**Moving grids methods (Lagragian methods)**

The interface is a boundary between two subdomains of the grid. The method is mainly used to follow the motion of a rising bubble, small amplitude waves or weakly deformed bubble. However, when the points move simply in a Lagrangian way, the grid may deform considerably and in case of large deformations of the interface or topology changes, the grid has to be remeshed. This complex method is only sucessful and very accurate for small interface deformation, which is not the case here.

**Fixed-grid methods (Eulerian methods)**

**The marker method**

The advantage of the method is that it allows the capture of details of interface motion on scales much smaller than the grid spacing (Sub grid resolution) and a high degree of accuracy that may be achieved by representing the interface through high-order interpolation polynomials.

**The Level Set method**

**The VOF method (Volume of Fluid)**

$$\vec{n_x}+\vec{n_y}+\vec{n_z}=\alpha$$

where n is the normal vector to the interface and $\alpha$ is a constant line.

$\alpha$ can be solved by root-finding method or analytical formulas $\alpha=\alpha(C)$ and $\vec{n}$ has several approaches such as Parker and Yong's method, Least-squarts method etc.

**Advantages of the VOF method**

The VOF's use, reliability and effectiveness are widespread: the method has been known for several decades, has gone through a continuous process of improvement and is used by many commercially available software programs.

Moreover, the volume conservation is good and no special provision is necessary to perform reconnection or breakup of the interface as the change of topology is implicit in the algorithm.
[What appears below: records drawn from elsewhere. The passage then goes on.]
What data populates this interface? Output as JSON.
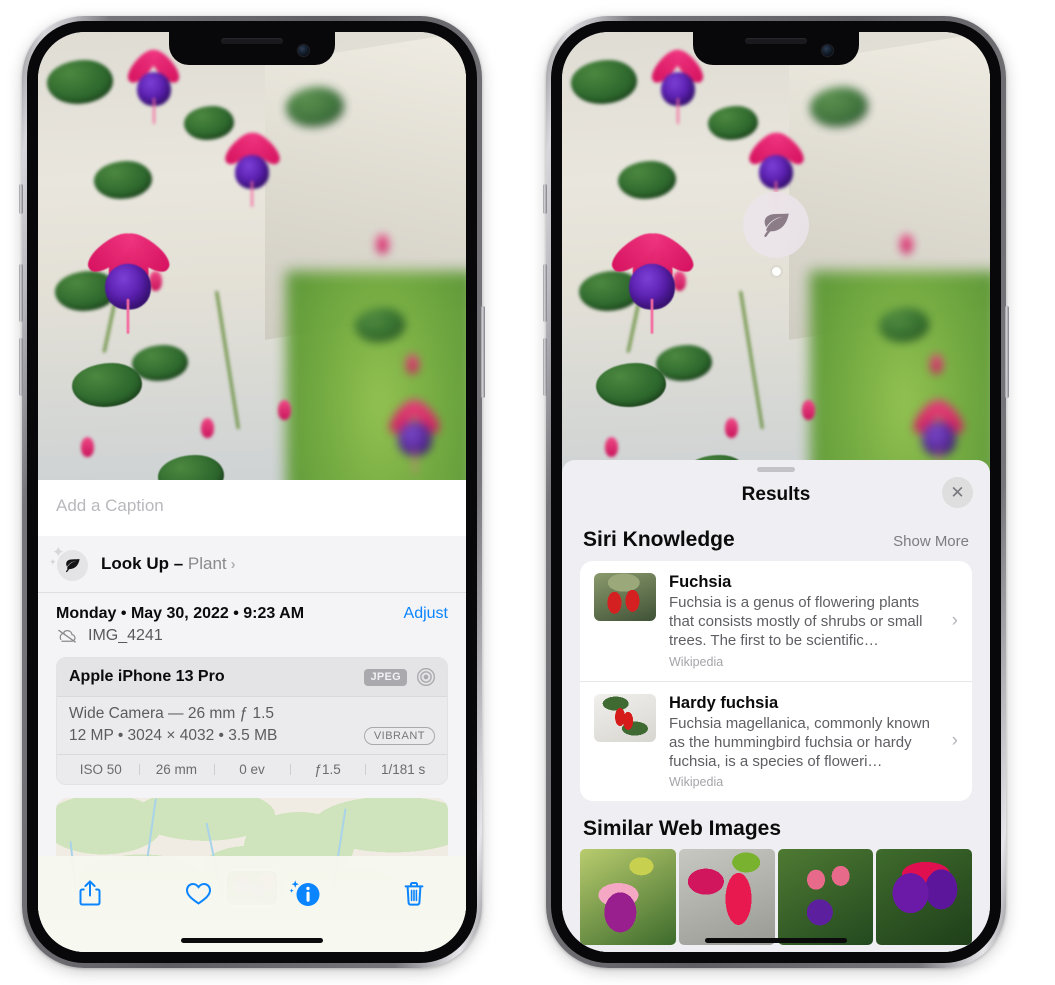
{
  "left_phone": {
    "photo": {
      "alt": "fuchsia-flowers-photo"
    },
    "caption": {
      "placeholder": "Add a Caption",
      "value": ""
    },
    "lookup": {
      "icon": "leaf-icon",
      "label": "Look Up –",
      "category": "Plant",
      "chevron": "›"
    },
    "meta": {
      "date": "Monday • May 30, 2022 • 9:23 AM",
      "adjust": "Adjust",
      "filename": "IMG_4241",
      "cloud_icon": "cloud-slash-icon"
    },
    "exif": {
      "model": "Apple iPhone 13 Pro",
      "format_badge": "JPEG",
      "aperture_icon": "aperture-icon",
      "lens": "Wide Camera — 26 mm ƒ 1.5",
      "details": "12 MP • 3024 × 4032 • 3.5 MB",
      "style_badge": "VIBRANT",
      "settings": [
        "ISO 50",
        "26 mm",
        "0 ev",
        "ƒ1.5",
        "1/181 s"
      ]
    },
    "map": {
      "pin": "photo-pin-thumbnail"
    },
    "toolbar": [
      {
        "name": "share-button",
        "icon": "share-icon"
      },
      {
        "name": "favorite-button",
        "icon": "heart-icon"
      },
      {
        "name": "info-button",
        "icon": "visual-lookup-info-icon"
      },
      {
        "name": "delete-button",
        "icon": "trash-icon"
      }
    ]
  },
  "right_phone": {
    "leaf_pin": {
      "icon": "leaf-icon"
    },
    "sheet": {
      "grabber": "sheet-grabber",
      "title": "Results",
      "close": "✕"
    },
    "siri_knowledge": {
      "heading": "Siri Knowledge",
      "show_more": "Show More",
      "items": [
        {
          "thumb": "fuchsia-thumbnail",
          "title": "Fuchsia",
          "description": "Fuchsia is a genus of flowering plants that consists mostly of shrubs or small trees. The first to be scientific…",
          "source": "Wikipedia",
          "chevron": "›"
        },
        {
          "thumb": "hardy-fuchsia-thumbnail",
          "title": "Hardy fuchsia",
          "description": "Fuchsia magellanica, commonly known as the hummingbird fuchsia or hardy fuchsia, is a species of floweri…",
          "source": "Wikipedia",
          "chevron": "›"
        }
      ]
    },
    "similar_web_images": {
      "heading": "Similar Web Images",
      "thumbs": [
        "web-image-1",
        "web-image-2",
        "web-image-3",
        "web-image-4"
      ]
    }
  },
  "colors": {
    "accent_blue": "#0a84ff",
    "sheet_gray": "#efeff3",
    "card_white": "#ffffff",
    "secondary_text": "#8a8a8e"
  }
}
The VOF method is easy to extend to 3D of space and simple to implement.

Applications of the VOF model include stratified flows or the steady or transient tracking of any liquid-gas interface, which correspond to our case.

**Limitations of the VOF method**

The simplification of nonlinear terms and the fact that high order terms are omitted after discretization can lead to less accurate solutions in some cases. Moreover, C<0 or C>1 is possible, which is not relevant with the physic. Another limit of the method is the transitional region between the phases which has to be at least equal to the grid distance.

If the interface geometry reconstruction is challenging, normal interface movements are not straightforwards. Last but not the least, the VOF method involves massive calculations and data burden, which leads to important CPU times.